Crazifornia Exclusive! Jerry Brown, Oil Baron

I’ve done a lot of interviews researching the Crazifornia Project; this one was by far the most interesting.  There’s a lot more to this story, but this op/ed – indicative of the kind of things you’ll read in Crazifornia – appeared in the Washington Times on-line edition on April 16, 2009.

Pearce:  Jerry Brown, Oil Baron

Little-known Foreign Oil Holdings Might Tint Decisions

By Laer Pearce

When Jerry Brown recently held his first fundraiser as an official candidate for governor, he chose as the venue the Sacramento apartment where he lived the last time he held that office, after famously declining to live in the governor’s mansion. Faced with multimillionaire Republican opponents, Mr. Brown wants to be seen as just a regular public employee, trying to hold his own against tycoons at the top of America’s wealth disparity. While politically expedient, the image of Jerry Brown as everyman is patently false.

Mr. Brown has a lot of money – how much exactly is not public – and unhappily for his environmentalist and global-warming-alarmist supporters, it’s oil money. Even more unhappily for his campaign managers, it’s money that may have led him to an attack against California’s largest employer and a rewriting of state regulations to feather the family nest.

Sacramento Bee political columnist Dan Walters spent months researching the source of the Brown family wealth 30 years ago and recently shared the story with me in his small office crowded with family pictures, catty-cornered from the Capitol.

In a nutshell: After Jerry’s father, Pat, left the governorship in 1967, he was introduced to the Indonesian generals who had just overthrown the country’s post-colonial dictator, Sukarno, and set up a military junta. The former governor was able to cobble together a consortium of banks that lent $12 billion to the junta – “a lot of money in the late ’60s,” Mr. Walters said.

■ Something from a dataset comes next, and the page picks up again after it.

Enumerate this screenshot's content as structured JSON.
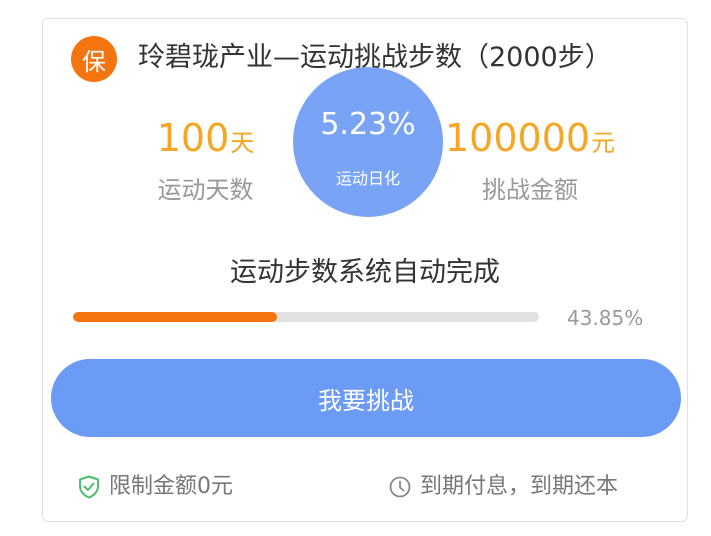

The banks were interested in the immense Royal Dutch Shell petroleum holdings in Indonesia, which Sukarno had nationalized and the junta controlled.

The grateful generals then set up two trading firms – one in Hong Kong and one in California – that handled the oil-exporting paperwork and were rewarded with a fee for each barrel, “a little taste, as they might say in the Mafia,” Mr. Walters said with a grin. Pat Brown was given 100 percent ownership of the California brokerage and half-ownership of the Hong Kong office. The deal was a very lucrative one because California’s early clean-air standards set a sulfur limit for the fuel burned in power plants – a limit only the clean, low-sulfur oil from Indonesia could meet.

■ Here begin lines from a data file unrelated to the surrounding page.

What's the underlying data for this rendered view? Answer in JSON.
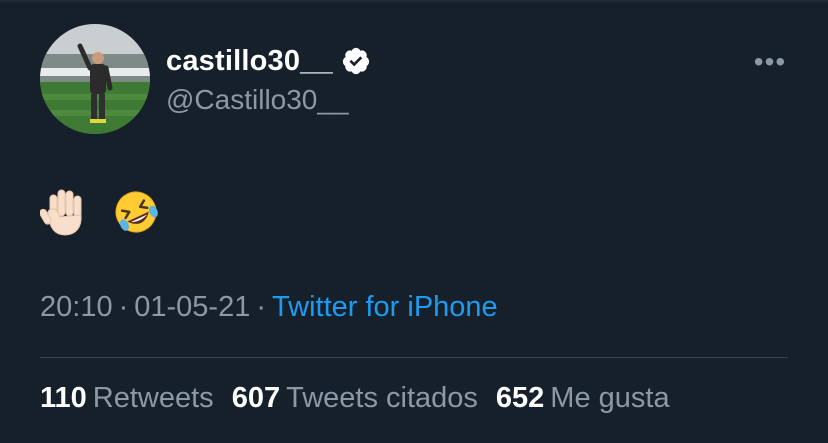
{
  "colors": {
    "background": "#16202b",
    "primary_text": "#ffffff",
    "secondary_text": "#8b98a5",
    "link": "#1d9bf0",
    "divider": "#38444d"
  },
  "tweet": {
    "display_name": "castillo30__",
    "handle": "@Castillo30__",
    "verified_icon": "verified-badge-icon",
    "more_icon": "more-horizontal-icon",
    "more_label": "•••",
    "emojis": [
      "raised-hand-emoji",
      "rolling-on-floor-laughing-emoji"
    ],
    "time": "20:10",
    "separator": "·",
    "date": "01-05-21",
    "source": "Twitter for iPhone"
  },
  "stats": [
    {
      "count": "110",
      "label": "Retweets"
    },
    {
      "count": "607",
      "label": "Tweets citados"
    },
    {
      "count": "652",
      "label": "Me gusta"
    }
  ]
}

Jerry Brown, alone among the Brown children, didn’t get a share of the business, but that changed after Alaskan oil came on the scene and threatened the monopoly Indonesian oil had in California’s power plants.

Chevron had just finished building a refinery in El Segundo that was designed to process Alaskan crude to compete against Indonesian oil for the California power-plant market. Before the facility could refine a barrel of North Slope crude, however, Jerry Brown’s Air Resources Board – headed up by his former campaign manager, Tom Quinn – passed a new air-quality standard for sulfur just barely too high for Chevron to meet with Alaskan oil. That cemented the Indonesian monopoly, and the Brown family, as the only oil provider to the California power industry.

Not surprisingly, when Jerry Brown left the governorship, Pat Brown finally gave him his own cut of the family oil business.

“To this day, Jerry’s very sensitive about it,” Mr. Walters told me. “He just hates the idea that people will bring it up because what it is, is the Brown family is in partnership with these corrupt, murderous dictators. It’s not something that a Jerry Brown wants to be associated with.”

The junta generals of Pat Brown’s day have given way to the more transparent, democratic government that rules in Indonesia today. The question here in California is: Will Jerry Brown also become more transparent and share with voters the details of this foreign influence on his personal finances?

Laer Pearce is a 30-year public-affairs professional currently involved in the Crazifornia Project, chronicling egregious policies responsible for tarnishing the Golden State.